What a tailgate meeting is really for
LES BAK HAS A MESSAGE TO CREW BOSSES AND FOREMEN ABOUT how to conduct better tailgate meetings: throw away the checklist.
That’s just going through the motions and it’s not helping your guys – they can’t wait to get out of there quick enough, says the Nelson Forests Health & Safety Facilitator.
He told the Forest Industry Safety & Technology 2018 conference in Rotorua last month that when his company instituted tailgate meetings they were excellent and there was strong involvement among participants.

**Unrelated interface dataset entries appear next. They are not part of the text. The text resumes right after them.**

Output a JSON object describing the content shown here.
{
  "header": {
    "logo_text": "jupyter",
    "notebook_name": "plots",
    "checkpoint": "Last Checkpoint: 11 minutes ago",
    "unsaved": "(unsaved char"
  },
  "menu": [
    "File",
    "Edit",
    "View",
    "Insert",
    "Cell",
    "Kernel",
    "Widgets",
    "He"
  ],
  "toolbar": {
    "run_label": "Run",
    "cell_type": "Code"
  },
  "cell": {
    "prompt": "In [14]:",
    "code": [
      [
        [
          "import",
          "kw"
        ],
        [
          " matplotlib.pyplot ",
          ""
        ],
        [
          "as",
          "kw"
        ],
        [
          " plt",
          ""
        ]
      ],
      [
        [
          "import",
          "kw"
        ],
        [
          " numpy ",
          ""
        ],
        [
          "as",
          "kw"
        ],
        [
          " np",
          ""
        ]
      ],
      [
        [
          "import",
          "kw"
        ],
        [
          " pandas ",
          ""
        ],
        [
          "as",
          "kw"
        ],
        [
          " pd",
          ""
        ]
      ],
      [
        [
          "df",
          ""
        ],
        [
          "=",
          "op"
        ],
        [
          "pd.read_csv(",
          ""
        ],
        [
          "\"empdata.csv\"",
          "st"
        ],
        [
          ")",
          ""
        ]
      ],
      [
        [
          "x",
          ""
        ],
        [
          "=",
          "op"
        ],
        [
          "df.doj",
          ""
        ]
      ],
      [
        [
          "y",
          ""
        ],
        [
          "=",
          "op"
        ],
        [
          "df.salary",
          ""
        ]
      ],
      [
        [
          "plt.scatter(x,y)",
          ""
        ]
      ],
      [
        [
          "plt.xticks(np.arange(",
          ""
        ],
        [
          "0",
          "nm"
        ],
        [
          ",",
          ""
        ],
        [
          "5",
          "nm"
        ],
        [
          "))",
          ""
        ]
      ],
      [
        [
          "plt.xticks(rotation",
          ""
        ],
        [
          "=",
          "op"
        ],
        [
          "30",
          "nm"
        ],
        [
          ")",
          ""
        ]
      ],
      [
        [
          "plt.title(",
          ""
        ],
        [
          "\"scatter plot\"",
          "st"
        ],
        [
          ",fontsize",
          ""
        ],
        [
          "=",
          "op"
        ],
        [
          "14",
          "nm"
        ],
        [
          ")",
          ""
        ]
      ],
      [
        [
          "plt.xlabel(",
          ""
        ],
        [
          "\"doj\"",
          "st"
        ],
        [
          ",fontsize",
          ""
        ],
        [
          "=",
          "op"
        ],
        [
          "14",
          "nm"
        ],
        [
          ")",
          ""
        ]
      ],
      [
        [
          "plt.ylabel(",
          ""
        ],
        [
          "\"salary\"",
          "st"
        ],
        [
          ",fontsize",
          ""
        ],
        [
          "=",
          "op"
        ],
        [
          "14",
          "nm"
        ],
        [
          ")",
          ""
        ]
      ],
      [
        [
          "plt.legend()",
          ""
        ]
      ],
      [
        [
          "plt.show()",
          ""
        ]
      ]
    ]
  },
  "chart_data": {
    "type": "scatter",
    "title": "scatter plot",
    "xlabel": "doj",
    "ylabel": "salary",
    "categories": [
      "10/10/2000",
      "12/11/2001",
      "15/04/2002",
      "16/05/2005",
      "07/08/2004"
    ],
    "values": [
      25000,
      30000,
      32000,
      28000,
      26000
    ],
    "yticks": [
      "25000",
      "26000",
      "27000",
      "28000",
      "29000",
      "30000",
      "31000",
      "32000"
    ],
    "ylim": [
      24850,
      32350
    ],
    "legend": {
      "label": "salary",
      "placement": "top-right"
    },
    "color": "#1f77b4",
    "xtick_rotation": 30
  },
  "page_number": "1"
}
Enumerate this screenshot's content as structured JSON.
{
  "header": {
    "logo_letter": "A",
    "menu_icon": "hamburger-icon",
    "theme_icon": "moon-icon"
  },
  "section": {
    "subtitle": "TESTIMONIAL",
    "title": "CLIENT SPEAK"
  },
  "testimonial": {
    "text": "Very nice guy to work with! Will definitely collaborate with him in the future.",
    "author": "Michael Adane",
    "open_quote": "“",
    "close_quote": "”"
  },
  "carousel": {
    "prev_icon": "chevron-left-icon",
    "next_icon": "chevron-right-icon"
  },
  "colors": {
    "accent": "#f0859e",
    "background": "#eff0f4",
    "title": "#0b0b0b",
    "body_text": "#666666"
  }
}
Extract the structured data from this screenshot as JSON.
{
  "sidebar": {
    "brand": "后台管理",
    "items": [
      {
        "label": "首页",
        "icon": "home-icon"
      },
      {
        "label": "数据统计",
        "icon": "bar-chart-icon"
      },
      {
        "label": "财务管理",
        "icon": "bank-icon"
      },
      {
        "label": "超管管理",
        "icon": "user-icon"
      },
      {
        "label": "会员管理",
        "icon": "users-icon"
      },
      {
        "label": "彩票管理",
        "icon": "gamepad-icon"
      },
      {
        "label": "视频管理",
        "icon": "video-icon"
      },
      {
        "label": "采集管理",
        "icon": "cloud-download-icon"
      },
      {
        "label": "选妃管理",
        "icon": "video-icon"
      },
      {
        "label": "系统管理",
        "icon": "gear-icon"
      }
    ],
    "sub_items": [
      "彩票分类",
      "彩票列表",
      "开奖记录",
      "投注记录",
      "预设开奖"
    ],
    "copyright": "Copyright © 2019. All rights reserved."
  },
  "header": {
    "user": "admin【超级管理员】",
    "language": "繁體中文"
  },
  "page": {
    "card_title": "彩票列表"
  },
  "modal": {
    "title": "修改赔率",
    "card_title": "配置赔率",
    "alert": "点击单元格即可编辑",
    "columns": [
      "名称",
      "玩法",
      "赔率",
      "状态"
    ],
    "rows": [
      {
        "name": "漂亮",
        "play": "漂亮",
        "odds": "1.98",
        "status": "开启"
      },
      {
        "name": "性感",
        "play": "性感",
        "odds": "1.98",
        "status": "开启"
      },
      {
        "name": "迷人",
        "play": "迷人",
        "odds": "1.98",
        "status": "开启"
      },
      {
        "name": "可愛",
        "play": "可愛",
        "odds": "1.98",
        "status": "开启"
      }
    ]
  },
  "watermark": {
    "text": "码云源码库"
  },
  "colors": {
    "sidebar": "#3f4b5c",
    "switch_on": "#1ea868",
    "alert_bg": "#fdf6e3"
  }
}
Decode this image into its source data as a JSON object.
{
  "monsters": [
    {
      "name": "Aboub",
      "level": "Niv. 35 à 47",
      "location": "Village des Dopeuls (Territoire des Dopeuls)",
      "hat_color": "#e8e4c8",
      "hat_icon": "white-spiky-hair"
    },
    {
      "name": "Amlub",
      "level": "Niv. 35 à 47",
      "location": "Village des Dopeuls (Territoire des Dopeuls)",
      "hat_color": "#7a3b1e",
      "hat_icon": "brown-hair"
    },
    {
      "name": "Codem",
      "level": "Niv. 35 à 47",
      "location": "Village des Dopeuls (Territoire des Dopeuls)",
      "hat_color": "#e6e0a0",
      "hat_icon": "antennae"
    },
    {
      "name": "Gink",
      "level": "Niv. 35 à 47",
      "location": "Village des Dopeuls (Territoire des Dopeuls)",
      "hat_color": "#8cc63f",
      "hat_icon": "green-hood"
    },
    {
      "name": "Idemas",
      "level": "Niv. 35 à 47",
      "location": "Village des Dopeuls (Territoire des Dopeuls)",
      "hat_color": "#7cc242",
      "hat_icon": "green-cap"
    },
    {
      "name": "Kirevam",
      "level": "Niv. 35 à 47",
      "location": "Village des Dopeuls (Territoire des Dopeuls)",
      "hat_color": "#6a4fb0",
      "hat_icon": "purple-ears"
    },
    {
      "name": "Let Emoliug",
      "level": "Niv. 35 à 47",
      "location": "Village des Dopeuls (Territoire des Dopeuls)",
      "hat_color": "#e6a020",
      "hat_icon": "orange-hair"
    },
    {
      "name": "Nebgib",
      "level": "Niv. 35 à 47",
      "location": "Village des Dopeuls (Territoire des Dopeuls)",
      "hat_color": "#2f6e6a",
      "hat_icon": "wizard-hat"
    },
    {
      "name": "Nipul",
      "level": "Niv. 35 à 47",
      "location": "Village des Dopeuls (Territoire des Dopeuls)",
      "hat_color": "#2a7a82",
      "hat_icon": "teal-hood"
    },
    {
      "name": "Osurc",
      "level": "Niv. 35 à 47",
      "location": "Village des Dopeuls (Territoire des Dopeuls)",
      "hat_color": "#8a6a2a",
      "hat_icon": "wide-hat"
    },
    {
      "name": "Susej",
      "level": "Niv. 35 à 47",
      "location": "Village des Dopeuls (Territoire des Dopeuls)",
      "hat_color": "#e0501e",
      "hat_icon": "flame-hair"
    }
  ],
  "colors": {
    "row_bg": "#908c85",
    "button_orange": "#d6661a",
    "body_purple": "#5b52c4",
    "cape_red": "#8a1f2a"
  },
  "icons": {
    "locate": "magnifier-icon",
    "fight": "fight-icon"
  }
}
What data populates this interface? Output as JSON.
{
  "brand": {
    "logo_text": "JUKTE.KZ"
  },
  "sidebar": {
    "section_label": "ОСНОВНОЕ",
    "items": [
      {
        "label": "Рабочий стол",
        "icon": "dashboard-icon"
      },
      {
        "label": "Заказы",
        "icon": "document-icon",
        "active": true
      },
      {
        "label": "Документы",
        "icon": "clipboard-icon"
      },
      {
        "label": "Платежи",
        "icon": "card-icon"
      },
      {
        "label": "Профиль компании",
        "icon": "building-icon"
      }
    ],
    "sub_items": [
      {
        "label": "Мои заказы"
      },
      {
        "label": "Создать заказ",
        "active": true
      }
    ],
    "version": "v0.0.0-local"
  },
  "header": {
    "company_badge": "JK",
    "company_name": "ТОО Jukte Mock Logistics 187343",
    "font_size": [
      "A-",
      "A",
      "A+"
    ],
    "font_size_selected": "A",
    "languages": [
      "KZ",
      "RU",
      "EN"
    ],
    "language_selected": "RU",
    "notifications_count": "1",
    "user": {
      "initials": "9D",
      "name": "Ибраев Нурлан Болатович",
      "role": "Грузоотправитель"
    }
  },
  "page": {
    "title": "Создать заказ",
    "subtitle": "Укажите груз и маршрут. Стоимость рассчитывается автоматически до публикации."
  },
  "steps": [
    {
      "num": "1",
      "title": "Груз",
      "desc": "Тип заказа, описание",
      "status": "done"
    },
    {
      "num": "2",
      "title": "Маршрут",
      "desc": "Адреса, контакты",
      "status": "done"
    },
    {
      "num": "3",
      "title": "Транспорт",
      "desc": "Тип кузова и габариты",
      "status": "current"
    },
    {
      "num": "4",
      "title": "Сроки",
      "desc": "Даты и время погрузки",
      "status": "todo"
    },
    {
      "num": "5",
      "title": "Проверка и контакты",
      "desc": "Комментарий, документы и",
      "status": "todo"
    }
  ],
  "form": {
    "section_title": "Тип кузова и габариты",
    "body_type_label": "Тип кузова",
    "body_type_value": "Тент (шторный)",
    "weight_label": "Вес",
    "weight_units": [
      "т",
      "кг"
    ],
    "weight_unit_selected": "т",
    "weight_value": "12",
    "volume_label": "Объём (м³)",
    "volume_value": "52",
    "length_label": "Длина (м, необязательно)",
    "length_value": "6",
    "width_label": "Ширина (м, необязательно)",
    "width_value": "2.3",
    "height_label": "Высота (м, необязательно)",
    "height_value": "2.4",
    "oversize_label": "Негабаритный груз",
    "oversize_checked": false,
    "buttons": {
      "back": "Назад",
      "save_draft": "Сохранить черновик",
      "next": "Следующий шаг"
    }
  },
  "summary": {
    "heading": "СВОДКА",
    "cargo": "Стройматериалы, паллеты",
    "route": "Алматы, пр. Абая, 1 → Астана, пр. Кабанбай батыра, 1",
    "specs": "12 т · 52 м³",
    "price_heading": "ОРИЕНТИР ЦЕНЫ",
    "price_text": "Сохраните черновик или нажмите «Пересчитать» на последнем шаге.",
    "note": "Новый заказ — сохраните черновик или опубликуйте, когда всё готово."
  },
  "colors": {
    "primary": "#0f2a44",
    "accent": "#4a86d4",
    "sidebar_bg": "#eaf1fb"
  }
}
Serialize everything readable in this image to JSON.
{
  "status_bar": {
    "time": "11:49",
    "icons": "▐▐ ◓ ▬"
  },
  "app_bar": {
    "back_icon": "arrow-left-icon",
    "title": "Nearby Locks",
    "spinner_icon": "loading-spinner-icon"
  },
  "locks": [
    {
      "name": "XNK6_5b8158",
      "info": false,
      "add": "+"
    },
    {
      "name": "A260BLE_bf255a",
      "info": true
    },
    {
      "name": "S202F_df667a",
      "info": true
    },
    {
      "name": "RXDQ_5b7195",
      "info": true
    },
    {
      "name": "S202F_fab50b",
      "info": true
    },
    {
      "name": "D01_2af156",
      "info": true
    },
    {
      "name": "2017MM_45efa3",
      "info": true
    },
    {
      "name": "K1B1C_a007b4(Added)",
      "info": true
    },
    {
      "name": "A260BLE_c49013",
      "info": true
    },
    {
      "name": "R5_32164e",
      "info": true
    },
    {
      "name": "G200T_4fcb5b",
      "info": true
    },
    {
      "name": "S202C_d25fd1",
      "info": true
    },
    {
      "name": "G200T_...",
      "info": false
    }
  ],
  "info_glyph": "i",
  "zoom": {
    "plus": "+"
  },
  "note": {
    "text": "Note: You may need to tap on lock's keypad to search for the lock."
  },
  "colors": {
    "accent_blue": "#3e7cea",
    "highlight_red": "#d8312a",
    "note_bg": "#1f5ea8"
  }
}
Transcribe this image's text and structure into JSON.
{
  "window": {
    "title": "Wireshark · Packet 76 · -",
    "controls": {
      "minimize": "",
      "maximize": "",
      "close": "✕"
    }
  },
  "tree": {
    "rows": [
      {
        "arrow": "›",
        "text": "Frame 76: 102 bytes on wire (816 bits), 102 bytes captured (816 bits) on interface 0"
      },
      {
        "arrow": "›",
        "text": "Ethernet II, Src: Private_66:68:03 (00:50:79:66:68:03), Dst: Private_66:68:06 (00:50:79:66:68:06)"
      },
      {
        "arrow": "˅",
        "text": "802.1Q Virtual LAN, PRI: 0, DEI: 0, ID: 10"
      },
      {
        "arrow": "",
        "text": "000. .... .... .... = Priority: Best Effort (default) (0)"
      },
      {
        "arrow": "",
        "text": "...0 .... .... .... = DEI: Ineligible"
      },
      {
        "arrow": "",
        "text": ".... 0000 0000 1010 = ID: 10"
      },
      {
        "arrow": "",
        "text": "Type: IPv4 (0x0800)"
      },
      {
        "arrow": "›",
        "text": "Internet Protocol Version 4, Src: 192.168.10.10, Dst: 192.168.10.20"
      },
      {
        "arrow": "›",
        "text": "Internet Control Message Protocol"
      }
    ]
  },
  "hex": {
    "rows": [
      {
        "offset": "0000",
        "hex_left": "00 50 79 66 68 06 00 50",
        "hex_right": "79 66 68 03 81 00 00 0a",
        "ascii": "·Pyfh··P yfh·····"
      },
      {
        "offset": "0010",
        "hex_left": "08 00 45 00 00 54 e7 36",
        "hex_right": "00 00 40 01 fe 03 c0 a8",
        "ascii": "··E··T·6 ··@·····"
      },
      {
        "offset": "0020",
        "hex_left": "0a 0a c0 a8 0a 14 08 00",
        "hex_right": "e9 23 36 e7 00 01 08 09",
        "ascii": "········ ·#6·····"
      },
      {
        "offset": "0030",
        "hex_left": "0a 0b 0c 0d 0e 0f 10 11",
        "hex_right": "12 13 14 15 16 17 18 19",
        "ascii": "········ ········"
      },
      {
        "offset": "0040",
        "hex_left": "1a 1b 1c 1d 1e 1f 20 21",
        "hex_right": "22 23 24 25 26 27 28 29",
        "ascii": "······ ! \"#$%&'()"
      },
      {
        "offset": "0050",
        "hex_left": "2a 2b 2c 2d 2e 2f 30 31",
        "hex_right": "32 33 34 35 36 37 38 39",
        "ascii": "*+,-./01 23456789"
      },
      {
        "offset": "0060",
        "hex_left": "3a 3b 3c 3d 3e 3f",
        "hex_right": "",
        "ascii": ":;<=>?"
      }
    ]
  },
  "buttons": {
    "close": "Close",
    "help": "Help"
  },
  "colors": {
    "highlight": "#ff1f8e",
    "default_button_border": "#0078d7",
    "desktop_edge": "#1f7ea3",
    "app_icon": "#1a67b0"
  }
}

But as time passed, tailgate meetings have become just a series of checklists that get ticked off and are not fulfilling their purpose. “Tailgate meetings are meant to set the plan for the day,” says Les. “It’s to discuss the important things that need to be done that day. And if you just ask if everyone is OK, that is the wrong question to ask. What you need to be asking is ‘what do you need to make this job safe?’ That’s straight out of the mental health handbook and it gets them thinking and most of the time you’ll get a response to that.”
Les advises crew bosses and foremen not to go over the same risks every day – those should already be known if previously discussed.
Instead, focus on the weather today, do they have enough people to do the work, make sure everyone knows about what they’ve got to do, are they fit for the job and do they have the tools to do the job. Have a discussion about those topics instead of reading from a checklist, he says. That way the crew will get more value from a tailgate meeting and they’ll be thinking more about the risks involved and how to manage them.